──────── RECORDS SUPPLIED ────────

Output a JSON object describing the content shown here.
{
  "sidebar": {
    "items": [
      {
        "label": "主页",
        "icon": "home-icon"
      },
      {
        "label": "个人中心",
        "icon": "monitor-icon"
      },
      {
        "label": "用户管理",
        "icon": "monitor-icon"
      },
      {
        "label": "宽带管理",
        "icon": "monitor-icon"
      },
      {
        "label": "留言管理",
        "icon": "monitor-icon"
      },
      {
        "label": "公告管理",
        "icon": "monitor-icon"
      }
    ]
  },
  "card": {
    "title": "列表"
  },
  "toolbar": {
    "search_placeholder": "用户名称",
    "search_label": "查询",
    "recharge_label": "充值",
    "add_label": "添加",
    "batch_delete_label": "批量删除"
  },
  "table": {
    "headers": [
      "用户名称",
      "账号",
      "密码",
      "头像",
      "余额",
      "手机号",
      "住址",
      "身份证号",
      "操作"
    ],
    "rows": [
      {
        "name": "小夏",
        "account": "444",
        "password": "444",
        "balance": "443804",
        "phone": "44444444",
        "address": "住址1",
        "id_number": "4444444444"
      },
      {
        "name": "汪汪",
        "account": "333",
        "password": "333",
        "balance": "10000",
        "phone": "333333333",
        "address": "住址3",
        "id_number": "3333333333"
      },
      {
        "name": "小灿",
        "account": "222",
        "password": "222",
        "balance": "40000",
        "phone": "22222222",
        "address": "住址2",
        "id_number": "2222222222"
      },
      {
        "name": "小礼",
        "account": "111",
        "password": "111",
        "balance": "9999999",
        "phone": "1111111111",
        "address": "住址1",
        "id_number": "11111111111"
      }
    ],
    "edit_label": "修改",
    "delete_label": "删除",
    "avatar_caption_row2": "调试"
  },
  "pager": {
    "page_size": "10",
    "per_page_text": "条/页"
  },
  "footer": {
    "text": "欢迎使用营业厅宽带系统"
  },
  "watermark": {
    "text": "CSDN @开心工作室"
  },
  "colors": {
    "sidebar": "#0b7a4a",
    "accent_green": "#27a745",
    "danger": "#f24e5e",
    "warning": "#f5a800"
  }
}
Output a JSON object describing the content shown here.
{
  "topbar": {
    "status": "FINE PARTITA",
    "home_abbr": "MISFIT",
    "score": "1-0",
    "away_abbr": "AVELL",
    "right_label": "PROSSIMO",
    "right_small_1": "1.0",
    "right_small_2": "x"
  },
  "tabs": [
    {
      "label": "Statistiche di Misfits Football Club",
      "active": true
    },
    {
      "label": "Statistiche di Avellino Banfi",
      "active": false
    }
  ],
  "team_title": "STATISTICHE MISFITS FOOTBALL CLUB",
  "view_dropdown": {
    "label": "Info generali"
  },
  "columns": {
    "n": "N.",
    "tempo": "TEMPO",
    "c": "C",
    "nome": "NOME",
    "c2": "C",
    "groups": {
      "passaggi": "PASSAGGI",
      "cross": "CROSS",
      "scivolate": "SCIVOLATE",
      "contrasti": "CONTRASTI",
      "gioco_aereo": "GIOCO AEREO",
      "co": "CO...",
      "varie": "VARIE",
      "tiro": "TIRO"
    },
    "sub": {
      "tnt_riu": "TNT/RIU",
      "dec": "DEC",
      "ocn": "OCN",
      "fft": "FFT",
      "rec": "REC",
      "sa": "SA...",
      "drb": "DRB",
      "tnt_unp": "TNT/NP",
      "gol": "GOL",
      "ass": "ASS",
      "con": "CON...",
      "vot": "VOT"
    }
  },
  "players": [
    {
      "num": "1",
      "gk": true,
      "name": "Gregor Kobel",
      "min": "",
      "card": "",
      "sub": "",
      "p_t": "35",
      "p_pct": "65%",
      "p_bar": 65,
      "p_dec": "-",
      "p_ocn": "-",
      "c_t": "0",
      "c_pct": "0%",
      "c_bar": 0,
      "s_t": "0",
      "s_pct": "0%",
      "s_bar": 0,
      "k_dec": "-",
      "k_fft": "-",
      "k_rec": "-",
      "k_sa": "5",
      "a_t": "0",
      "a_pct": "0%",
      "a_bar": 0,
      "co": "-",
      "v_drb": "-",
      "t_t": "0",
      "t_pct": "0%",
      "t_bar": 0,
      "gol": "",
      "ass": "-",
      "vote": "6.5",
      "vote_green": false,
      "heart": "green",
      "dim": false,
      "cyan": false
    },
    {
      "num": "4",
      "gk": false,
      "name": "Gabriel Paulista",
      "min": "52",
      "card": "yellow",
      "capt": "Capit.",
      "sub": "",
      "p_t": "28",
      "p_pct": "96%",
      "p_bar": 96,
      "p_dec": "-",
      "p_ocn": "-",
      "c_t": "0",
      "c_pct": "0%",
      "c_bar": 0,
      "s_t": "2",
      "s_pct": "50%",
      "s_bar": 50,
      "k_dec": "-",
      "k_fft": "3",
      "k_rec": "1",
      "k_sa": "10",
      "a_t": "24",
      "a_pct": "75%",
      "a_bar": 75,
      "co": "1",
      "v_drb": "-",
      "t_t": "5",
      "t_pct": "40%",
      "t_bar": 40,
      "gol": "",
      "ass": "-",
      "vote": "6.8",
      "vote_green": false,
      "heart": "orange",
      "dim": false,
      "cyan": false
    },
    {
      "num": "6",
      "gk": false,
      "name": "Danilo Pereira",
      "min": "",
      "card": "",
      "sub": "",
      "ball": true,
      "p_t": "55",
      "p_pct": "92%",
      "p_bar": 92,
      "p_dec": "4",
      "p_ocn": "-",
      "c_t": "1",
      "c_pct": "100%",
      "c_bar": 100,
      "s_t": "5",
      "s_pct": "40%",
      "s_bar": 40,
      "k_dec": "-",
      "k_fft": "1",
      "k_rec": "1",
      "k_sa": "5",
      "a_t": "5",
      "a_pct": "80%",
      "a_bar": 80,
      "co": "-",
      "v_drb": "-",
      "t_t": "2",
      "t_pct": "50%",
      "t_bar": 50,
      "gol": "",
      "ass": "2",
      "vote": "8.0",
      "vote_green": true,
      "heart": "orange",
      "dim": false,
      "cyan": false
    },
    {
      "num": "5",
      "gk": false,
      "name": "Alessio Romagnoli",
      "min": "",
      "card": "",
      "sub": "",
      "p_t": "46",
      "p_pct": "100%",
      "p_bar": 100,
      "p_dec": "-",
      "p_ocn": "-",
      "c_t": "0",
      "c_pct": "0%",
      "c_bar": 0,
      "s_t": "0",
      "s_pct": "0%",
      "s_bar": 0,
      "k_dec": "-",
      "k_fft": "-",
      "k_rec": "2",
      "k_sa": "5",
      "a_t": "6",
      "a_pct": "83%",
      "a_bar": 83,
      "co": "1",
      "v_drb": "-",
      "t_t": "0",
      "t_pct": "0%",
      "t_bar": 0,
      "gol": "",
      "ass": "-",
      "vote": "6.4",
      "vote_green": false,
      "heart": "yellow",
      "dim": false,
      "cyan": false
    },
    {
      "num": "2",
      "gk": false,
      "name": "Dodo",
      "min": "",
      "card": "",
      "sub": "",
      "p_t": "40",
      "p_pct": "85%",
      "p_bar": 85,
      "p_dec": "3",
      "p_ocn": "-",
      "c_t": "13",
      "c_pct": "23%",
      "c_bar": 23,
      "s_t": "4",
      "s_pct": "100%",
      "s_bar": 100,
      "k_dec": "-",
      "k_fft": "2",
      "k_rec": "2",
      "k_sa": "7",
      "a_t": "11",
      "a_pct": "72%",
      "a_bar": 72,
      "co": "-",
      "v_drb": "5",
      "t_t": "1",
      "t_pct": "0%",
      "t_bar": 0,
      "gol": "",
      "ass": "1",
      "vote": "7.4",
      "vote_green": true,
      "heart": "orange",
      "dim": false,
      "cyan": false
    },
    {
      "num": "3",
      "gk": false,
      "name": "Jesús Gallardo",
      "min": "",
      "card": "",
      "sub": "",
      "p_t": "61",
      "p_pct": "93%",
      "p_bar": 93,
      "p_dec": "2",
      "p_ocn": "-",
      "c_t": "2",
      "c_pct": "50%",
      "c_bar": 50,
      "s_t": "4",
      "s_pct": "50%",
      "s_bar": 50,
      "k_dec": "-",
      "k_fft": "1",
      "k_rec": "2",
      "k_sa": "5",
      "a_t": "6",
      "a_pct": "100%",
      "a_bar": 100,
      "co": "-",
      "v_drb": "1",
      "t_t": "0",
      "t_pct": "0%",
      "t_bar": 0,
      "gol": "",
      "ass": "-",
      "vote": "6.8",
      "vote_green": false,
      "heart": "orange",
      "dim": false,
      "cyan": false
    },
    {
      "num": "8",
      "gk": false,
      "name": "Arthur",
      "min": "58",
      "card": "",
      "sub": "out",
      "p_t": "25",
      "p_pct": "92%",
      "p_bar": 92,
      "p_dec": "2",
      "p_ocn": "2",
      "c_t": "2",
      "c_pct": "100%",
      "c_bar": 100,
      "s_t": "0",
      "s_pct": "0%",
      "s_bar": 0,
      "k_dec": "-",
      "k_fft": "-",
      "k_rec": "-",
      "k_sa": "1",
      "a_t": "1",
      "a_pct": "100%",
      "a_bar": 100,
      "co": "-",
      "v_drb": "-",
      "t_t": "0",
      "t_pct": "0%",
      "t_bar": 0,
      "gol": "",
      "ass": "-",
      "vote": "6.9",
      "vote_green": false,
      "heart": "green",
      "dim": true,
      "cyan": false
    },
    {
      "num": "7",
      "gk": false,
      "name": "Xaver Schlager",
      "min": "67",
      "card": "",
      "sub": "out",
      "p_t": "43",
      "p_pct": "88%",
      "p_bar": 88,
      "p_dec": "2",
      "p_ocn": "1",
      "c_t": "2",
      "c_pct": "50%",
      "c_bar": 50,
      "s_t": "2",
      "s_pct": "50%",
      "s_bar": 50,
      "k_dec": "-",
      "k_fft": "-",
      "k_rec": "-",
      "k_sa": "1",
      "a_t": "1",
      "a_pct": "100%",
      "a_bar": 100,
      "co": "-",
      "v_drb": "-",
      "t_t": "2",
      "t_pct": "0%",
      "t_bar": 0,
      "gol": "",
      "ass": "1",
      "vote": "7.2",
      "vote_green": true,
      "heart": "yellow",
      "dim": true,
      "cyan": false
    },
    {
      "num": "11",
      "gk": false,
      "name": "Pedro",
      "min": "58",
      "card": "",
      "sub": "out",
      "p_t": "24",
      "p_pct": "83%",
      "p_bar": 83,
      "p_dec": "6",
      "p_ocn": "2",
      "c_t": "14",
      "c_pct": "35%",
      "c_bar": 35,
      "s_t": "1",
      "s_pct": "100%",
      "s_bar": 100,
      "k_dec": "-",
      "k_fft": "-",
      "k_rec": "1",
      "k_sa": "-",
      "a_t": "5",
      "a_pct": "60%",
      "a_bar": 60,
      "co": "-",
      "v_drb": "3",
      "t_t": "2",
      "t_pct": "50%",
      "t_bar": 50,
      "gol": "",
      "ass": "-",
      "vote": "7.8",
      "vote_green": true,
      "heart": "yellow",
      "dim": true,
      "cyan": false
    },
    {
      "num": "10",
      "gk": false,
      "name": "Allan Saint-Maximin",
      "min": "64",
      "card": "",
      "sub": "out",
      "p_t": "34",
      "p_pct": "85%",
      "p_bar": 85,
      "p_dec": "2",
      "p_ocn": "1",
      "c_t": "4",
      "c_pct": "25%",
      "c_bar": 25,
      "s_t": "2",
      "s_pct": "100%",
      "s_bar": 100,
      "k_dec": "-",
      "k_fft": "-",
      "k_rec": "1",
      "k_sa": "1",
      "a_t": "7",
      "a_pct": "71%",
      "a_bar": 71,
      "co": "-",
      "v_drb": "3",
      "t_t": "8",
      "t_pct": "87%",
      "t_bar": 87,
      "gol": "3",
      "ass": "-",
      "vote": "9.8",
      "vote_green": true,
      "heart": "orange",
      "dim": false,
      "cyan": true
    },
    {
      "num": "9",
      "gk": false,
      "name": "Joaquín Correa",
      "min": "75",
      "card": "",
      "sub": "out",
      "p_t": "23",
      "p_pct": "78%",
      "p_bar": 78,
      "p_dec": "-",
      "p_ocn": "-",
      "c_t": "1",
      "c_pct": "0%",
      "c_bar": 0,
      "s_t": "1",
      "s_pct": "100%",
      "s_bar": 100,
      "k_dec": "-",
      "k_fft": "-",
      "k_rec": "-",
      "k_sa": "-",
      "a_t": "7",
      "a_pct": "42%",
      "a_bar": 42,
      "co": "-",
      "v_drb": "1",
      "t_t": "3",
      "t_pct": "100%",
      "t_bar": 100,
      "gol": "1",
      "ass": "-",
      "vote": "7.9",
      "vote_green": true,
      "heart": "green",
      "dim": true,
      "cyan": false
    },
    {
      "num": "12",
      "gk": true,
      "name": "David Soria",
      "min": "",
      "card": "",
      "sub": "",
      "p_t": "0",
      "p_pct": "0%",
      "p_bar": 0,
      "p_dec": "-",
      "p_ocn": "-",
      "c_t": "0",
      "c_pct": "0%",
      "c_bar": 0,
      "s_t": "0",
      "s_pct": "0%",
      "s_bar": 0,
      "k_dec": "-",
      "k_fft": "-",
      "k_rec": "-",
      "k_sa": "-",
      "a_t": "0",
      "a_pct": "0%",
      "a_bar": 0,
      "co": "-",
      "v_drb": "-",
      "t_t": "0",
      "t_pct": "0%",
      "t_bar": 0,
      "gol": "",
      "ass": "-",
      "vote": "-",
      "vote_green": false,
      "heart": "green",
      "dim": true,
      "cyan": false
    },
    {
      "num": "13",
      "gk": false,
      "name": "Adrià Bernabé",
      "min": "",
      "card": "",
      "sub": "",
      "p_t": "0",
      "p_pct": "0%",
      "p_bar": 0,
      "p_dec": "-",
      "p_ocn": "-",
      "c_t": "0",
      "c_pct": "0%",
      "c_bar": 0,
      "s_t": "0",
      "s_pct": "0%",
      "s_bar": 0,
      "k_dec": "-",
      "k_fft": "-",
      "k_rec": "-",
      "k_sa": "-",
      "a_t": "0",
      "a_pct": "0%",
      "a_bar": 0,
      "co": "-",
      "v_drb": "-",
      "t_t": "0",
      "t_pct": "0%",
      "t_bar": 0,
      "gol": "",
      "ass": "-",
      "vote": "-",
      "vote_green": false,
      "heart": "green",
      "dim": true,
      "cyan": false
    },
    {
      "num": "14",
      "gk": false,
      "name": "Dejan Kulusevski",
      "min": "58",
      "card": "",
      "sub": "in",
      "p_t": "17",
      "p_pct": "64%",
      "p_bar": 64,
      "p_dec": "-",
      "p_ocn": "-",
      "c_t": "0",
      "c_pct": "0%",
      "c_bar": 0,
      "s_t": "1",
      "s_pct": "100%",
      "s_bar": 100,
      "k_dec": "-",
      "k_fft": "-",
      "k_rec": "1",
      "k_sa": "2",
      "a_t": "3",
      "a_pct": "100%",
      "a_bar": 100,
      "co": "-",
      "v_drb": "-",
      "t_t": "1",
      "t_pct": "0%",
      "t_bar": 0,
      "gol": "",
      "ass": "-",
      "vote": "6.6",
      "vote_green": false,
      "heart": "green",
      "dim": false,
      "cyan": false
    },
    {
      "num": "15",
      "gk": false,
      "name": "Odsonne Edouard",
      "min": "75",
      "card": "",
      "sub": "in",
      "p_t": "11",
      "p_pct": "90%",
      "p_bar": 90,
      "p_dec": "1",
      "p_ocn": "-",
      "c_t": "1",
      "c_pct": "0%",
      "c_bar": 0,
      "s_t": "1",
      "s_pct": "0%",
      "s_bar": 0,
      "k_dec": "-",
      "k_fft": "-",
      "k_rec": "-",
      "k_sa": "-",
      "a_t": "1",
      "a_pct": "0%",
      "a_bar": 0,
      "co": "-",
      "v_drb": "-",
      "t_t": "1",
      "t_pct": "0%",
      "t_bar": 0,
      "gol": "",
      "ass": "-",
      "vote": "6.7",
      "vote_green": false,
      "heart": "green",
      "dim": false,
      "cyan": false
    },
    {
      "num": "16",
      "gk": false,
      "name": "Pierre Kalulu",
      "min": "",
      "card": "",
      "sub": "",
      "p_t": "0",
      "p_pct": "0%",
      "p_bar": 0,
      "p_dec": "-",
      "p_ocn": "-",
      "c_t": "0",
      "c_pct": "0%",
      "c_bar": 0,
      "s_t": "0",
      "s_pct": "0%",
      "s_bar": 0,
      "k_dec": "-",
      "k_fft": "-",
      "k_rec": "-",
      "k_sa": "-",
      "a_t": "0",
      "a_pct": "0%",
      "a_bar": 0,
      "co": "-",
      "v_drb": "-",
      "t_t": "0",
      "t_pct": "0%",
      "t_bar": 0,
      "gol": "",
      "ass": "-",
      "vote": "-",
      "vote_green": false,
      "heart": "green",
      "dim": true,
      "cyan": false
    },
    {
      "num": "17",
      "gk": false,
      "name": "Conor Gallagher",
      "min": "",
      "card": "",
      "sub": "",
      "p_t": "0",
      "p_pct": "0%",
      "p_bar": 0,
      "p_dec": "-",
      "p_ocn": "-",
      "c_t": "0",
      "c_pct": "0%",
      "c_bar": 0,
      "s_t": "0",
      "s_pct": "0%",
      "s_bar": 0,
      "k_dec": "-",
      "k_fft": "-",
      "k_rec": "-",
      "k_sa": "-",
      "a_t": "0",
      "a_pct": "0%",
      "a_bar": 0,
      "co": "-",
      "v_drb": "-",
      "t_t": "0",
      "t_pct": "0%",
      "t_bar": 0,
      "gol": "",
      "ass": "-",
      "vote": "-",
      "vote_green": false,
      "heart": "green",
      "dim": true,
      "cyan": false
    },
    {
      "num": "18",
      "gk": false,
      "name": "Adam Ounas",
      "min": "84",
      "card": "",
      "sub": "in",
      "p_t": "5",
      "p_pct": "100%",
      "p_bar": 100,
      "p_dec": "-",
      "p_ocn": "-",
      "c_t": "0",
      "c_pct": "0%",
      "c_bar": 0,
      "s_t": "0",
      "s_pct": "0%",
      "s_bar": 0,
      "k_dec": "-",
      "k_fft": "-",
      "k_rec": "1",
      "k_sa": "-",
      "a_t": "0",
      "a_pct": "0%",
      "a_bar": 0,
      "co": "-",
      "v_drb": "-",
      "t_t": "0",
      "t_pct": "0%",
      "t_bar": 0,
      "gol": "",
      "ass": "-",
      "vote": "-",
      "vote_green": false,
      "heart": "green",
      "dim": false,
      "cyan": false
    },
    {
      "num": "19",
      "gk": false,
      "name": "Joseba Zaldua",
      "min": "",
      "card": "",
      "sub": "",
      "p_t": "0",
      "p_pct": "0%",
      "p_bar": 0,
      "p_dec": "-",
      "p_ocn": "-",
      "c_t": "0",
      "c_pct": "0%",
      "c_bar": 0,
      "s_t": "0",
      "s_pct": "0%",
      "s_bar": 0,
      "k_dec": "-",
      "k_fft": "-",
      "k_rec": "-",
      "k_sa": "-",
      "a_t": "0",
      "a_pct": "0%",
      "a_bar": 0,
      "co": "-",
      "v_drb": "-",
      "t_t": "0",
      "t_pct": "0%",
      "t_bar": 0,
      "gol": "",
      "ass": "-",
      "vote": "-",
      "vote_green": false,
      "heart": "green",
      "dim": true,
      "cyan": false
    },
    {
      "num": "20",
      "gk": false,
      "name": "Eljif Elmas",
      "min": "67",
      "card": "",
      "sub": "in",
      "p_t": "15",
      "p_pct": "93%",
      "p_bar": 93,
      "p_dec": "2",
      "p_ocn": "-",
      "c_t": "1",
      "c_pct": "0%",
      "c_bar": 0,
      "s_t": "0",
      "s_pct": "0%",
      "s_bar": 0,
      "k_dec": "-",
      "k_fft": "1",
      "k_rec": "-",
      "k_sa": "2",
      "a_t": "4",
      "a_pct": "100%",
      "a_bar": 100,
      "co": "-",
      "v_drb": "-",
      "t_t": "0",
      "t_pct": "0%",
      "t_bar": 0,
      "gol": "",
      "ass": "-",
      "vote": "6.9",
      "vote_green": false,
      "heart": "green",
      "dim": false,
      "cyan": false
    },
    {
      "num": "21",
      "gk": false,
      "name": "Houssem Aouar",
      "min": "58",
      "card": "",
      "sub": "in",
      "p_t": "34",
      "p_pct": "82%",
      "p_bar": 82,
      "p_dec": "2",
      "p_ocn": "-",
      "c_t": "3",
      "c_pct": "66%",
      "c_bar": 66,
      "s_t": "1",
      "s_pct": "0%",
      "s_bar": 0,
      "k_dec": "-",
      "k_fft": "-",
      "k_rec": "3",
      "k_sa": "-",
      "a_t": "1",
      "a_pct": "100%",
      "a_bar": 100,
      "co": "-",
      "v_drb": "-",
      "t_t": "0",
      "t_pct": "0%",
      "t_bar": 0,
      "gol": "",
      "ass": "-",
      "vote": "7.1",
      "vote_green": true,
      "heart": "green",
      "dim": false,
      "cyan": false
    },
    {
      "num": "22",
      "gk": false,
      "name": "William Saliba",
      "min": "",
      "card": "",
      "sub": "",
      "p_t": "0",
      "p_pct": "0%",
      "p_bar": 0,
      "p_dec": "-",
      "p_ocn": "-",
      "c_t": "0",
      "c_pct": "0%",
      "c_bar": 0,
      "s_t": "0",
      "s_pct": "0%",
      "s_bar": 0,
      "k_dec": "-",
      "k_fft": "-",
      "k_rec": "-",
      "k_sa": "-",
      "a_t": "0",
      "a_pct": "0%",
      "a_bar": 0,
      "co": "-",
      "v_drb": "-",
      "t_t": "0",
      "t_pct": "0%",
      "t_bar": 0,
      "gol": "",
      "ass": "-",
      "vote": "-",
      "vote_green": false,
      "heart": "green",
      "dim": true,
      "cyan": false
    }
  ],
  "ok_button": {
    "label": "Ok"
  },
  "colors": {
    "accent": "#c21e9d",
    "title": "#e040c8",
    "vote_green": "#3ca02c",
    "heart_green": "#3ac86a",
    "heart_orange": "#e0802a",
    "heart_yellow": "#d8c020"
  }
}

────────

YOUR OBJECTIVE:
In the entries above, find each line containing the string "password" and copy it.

ANSWER SPACE:
        "password": "444",
        "password": "333",
        "password": "222",
        "password": "111",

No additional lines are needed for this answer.